Navigating through their website was pretty difficult to acquire the information one might want when choosing a provider so I took to their IRC to get some of my questions answered. I was unfamiliar with token-based authentication before asking around and getting a more detailed response but to my knowledge, it replaces user/pass authentication with a generated token that must be hashed before use. This token is random; hashing it makes it even more random. So the server should never have any information about the users at all if they pay using anonymized Bitcoin (which is the preferred payment method that they offer). The encryption that is used is not clearly located on their site so one has to dig slightly deeper and head over to their GitHub to check out the .ovpn config files yourself. This is what is displayed:

ns-cert-type server
auth SHA512
cipher AES-256-CBC
replay-window 128 30
key-method 2
#log devnull.txt
#verb 0
#mute 1
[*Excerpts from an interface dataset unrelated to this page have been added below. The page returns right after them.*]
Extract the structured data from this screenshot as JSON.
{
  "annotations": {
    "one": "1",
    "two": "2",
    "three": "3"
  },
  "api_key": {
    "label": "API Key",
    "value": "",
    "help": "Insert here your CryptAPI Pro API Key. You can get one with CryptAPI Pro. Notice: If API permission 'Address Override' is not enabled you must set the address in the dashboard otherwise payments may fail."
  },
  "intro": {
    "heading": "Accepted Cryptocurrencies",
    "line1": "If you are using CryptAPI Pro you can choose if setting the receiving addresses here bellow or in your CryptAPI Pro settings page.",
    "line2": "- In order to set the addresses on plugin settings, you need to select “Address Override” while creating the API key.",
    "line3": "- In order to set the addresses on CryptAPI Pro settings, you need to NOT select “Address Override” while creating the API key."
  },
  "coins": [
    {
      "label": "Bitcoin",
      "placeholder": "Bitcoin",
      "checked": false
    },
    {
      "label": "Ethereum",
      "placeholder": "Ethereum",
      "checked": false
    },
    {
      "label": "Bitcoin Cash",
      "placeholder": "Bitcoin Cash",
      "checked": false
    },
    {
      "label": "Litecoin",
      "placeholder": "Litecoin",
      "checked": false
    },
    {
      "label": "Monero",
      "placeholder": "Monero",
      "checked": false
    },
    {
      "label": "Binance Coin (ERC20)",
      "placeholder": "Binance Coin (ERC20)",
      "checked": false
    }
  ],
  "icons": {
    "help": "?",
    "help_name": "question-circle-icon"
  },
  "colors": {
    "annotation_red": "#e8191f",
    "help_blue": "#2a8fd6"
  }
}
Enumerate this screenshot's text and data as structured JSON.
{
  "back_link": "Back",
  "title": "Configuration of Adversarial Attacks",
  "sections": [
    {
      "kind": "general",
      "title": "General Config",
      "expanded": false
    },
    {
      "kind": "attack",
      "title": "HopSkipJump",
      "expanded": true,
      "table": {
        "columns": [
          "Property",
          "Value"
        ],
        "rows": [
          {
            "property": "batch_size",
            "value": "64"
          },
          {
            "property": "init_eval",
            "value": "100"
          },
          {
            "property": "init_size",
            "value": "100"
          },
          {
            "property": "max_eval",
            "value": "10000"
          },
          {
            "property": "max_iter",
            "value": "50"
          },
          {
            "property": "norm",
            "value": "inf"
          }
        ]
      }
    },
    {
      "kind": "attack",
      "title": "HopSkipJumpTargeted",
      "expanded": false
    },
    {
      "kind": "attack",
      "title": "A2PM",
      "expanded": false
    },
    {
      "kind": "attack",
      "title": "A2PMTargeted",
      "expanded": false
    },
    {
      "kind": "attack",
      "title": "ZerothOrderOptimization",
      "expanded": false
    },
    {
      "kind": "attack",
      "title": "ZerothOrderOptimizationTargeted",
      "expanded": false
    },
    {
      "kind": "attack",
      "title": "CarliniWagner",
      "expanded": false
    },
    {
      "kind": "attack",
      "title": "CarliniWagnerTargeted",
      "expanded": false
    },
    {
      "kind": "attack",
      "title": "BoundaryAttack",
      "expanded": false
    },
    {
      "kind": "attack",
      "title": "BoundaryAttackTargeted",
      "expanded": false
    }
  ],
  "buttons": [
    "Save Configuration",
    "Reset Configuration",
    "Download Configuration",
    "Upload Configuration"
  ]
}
The encryption used appears to be very high-grade using DHE for perfect forward secrecy, 256-bit AES, and SHA512. However, this doesn’t designate the size of RSA keys being used. After contacting one of the administrators about the encryption used, this was the reply email I received. Really goes to show you the quality that is provided by Cryptostorm when they are willing to go to this degree to provide for their customers.

A current work in development for Cryptostorm that would seriously decrease the risk of correlation attacks or the possibility of your IP ever getting leaked, encryption keys compromised, or identity exposed is known as Voodoo. You can read more about that up and coming idea on the GitHub page for it here:

As far as a Warrant Canary, Cryptostorm does not offer one and doesn’t seem to have any plans to do so. Instead, they offer a “Privacy Seppuku Pledge” which is their way of saying we will shutdown, wipe the servers, delete everything, and play dead before giving up information about our customers.

Overall, I am very confident in the service provided by Cryptostorm and certain that an individual, with a moderate threat model, could receive maximum security, privacy, and anonymity from using their VPN. They are like the nerd at the front of the classroom that is incredibly smart, but very hard to relate with and understand. And I think that is a good thing!

See: The best and most reliable VPN Services for your Privacy on